You can throw names around all day, but the key thing to keep in mind is that those names should come attached to bats. The Twins have more than enough pitching to survive trading Santana. To make the right trade, though, they can't fall into the "young pitching" trap. They have to add one or two top-tier hitters to the 2009-2013 Twins.
Of course, there's another option here, one that hasn't been brought up very often. By virtue of having very few veteran players, the Twins have a low payroll, and one that is unlikely to rise much in the next few years given all of that cost-controlled pitching. They're also moving into a new ballpark in 2009, one that should provide a larger-than usual boost in revenue as they get out from under a brutal lease at the Metrodome. Like all teams, the Twins have seen a jump in central-fund revenue, and even in the new park, they may find themselves the recipient of revenue-sharing money.
Taking that into consideration, the Twins should sign Johan Santana themselves. Even setting a new pitching standard of $20 million a year, or $22 million a year, is more than affordable for a team that will be able to support a payroll approaching $100 million and won't come close to that figure without Santana around. The key thing we know about the free agent market is that the very best players in baseball are the ones on which you should spend your money. It's infinitely better to overpay a bit-if it's even overpaying-for Johan Santana than it is to try and replace his performance in the market, or through development.
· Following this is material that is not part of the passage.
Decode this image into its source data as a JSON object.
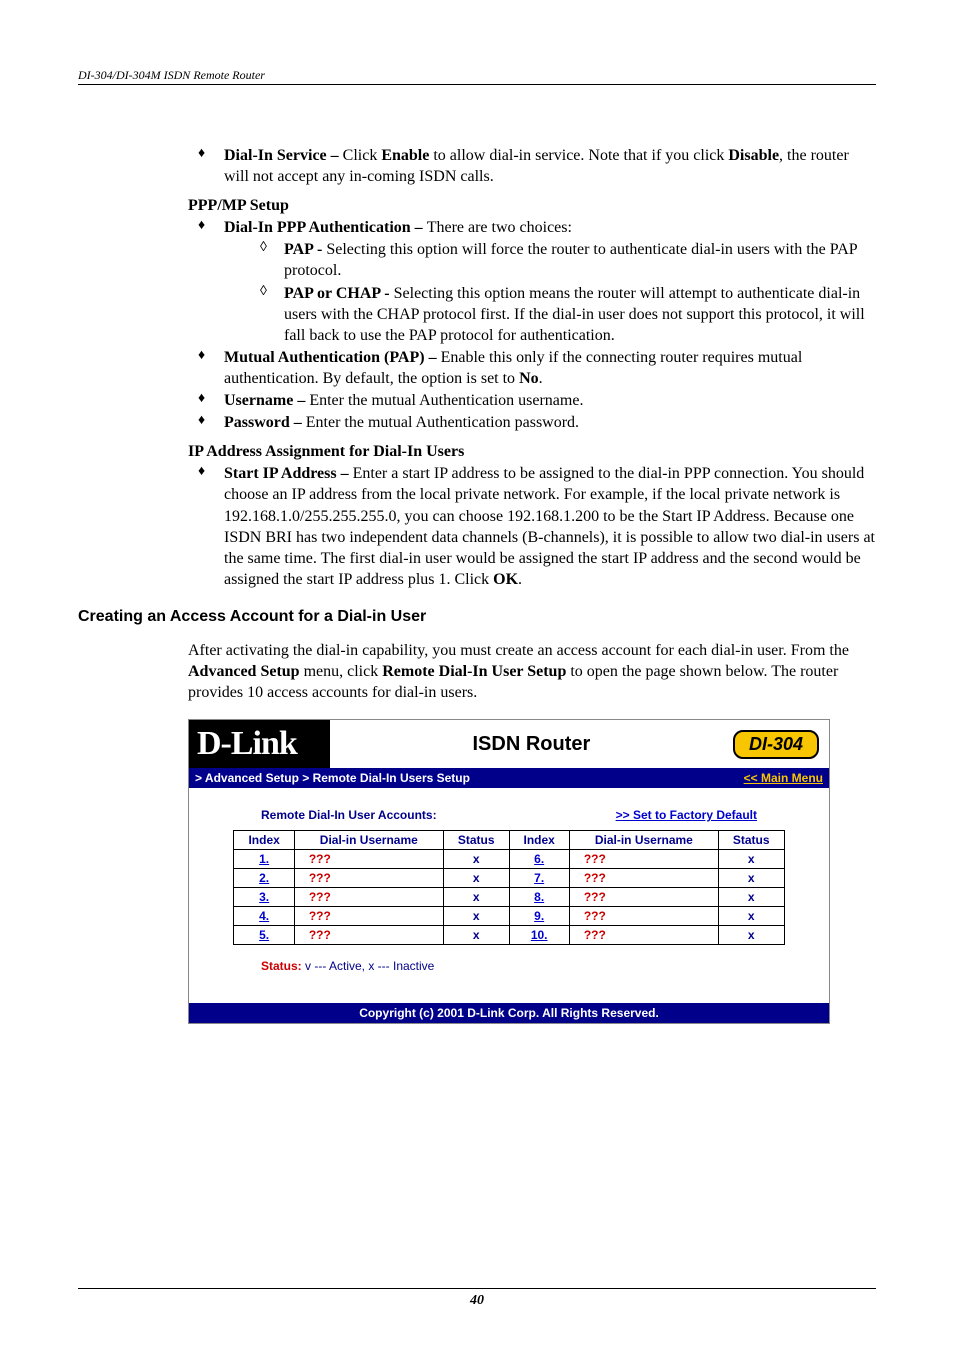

Like Alex Rodriguez in 2000, like Barry Bonds in 1992, like Greg Maddux that same winter, Johan Santana is an elite talent irreplaceable through normal means, and as durable as any pitcher can be in modern baseball. If the standard in six years and $140 million, or seven and $155 million, as ridiculous as those figures sound, they may be well worth it if the alternative is spending two-thirds of that over that same period for half the performance.